- The market town of Bourne, Lincolnshire, England -
THE FOUR MAIN STREETS of Bourne, North Street, South Street, West Street and Abbey Road, converge in the town centre. This was once the market place, the hub of the community, scene of sheep fairs, processions, regimental marches and various gatherings, not least the celebrations to mark Queen Victoria’s Diamond Jubilee in 1897 and the proclamation of King George V from the steps of the Town Hall in 1910.
For centuries, a friar’s cross stood on the west side of the market place. It was eight-sided and the richly carved shaft was 10 ft high on a base above threes steps. It was regarded as a place of sanctuary and was used for making proclamations and sometimes for preaching to the people of Bourne. In 1782, John Wesley, the English evangelist and founder of Methodism, stood on its steps to preach his new message of hope which heralded a movement of moral and social reform in the British Isles. The cross was taken down in 1803 but in 1860, a large ornamental drinking fountain was erected in the market place in memory of the Victorian philanthropist John Lely Ostler who had died the previous year. It functioned intermittently as a fountain over the years but the monument remained in place until 1960 when its interference with the increasing flow of vehicles through the town centre necessitated its removal and it can now be seen in the town cemetery in South Road.
Traffic flows at this point continued to cause concern and crossing the road is now a most hazardous undertaking. Various schemes have been tried to regulate the traffic flows at this most dangerous intersection which is currently controlled by traffic lights with a central island protected by metal barriers for pedestrians caught while crossing West Street but there are still accidents, usually involving heavy vehicles that should have been banned from using this route long ago. The most obvious solution to maintain the through flow of traffic has obviously not occurred to the county highways department and that is a roundabout that would cut the queues of vehicles waiting at the various sets of traffic lights at a stroke as it has at problem junctions in many towns twice the size of Bourne.
This view of the town centre is probably the best that Bourne has to offer, a magnificent facade of period architecture reflecting our changing history.

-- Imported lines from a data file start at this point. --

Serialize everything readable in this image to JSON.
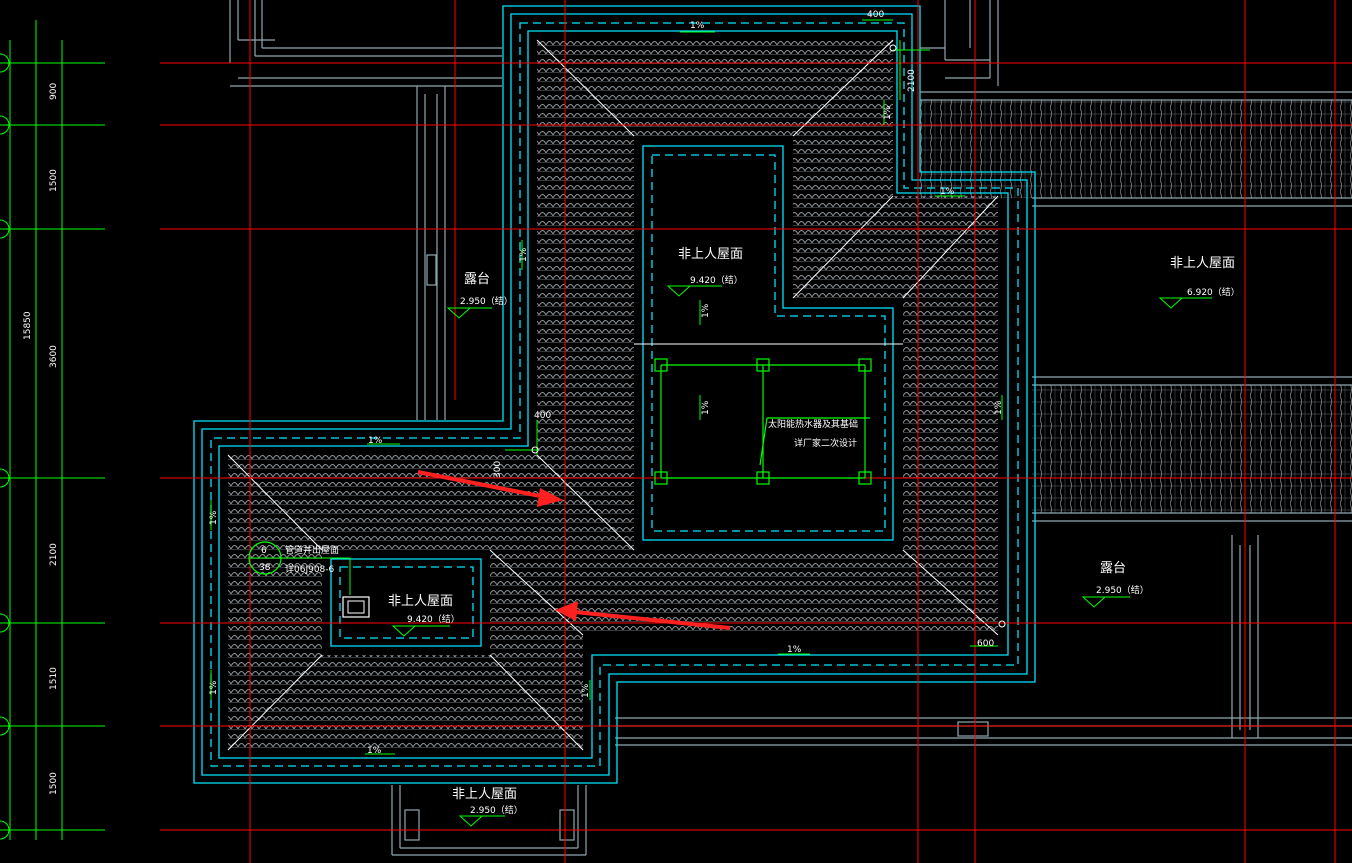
{
  "drawing": {
    "background": "#000000",
    "colors": {
      "axis": "#ff0000",
      "wall": "#00e5ff",
      "wall_dim": "#8fa8b0",
      "dim": "#00ff00",
      "ridge": "#ffffff",
      "arrow": "#ff2020",
      "tile": "#9aa0a6"
    },
    "left_dims": [
      "900",
      "1500",
      "3600",
      "2100",
      "1510",
      "1500"
    ],
    "left_total": "15850",
    "labels": {
      "terrace_top_left": "露台",
      "terrace_top_left_elev": "2.950（结）",
      "roof_top_center": "非上人屋面",
      "roof_top_center_elev": "9.420（结）",
      "roof_right": "非上人屋面",
      "roof_right_elev": "6.920（结）",
      "roof_lower_center": "非上人屋面",
      "roof_lower_center_elev": "9.420（结）",
      "terrace_right": "露台",
      "terrace_right_elev": "2.950（结）",
      "roof_bottom": "非上人屋面",
      "roof_bottom_elev": "2.950（结）",
      "solar_note_1": "太阳能热水器及其基础",
      "solar_note_2": "详厂家二次设计",
      "vent_note_1": "管道井出屋面",
      "vent_note_2": "详06J908-6",
      "detail_top": "6",
      "detail_bottom": "38"
    },
    "slopes": [
      "1%",
      "1%",
      "1%",
      "1%",
      "1%",
      "1%",
      "1%",
      "1%",
      "1%",
      "1%",
      "1%",
      "1%",
      "1%",
      "1%"
    ],
    "dims": {
      "d400_top": "400",
      "d2100_top": "2100",
      "d400_mid": "400",
      "d300_mid": "300",
      "d600_right": "600"
    }
  }
}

The building in the centre with the colourful hanging baskets is the Burghley Arms, one of our historic hostelries dating back to Elizabethan times, with the Town Hall on the right, built in 1821 and therefore Georgian, and on the other side is Lloyds Bank plc, an example of Victorian Gothic dating from the late 19th century.
The town centre was once the market place and in those days, before the arrival of the internal combustion engine, the only power came from man and beast and so it was not only a quiet place to be but also a safe one. Today, it is difficult to capture a traffic free view and I took this shot after waiting for some time to find a gap in the flow to ensure there were no lorries and vans in sight. Even though it was almost 6pm, the volume of vehicles passing through on what is in effect one of Britain's trunk roads, the A15, was quite astounding and serves as a constant reminder of the urgent need Bourne has for a north-south bypass.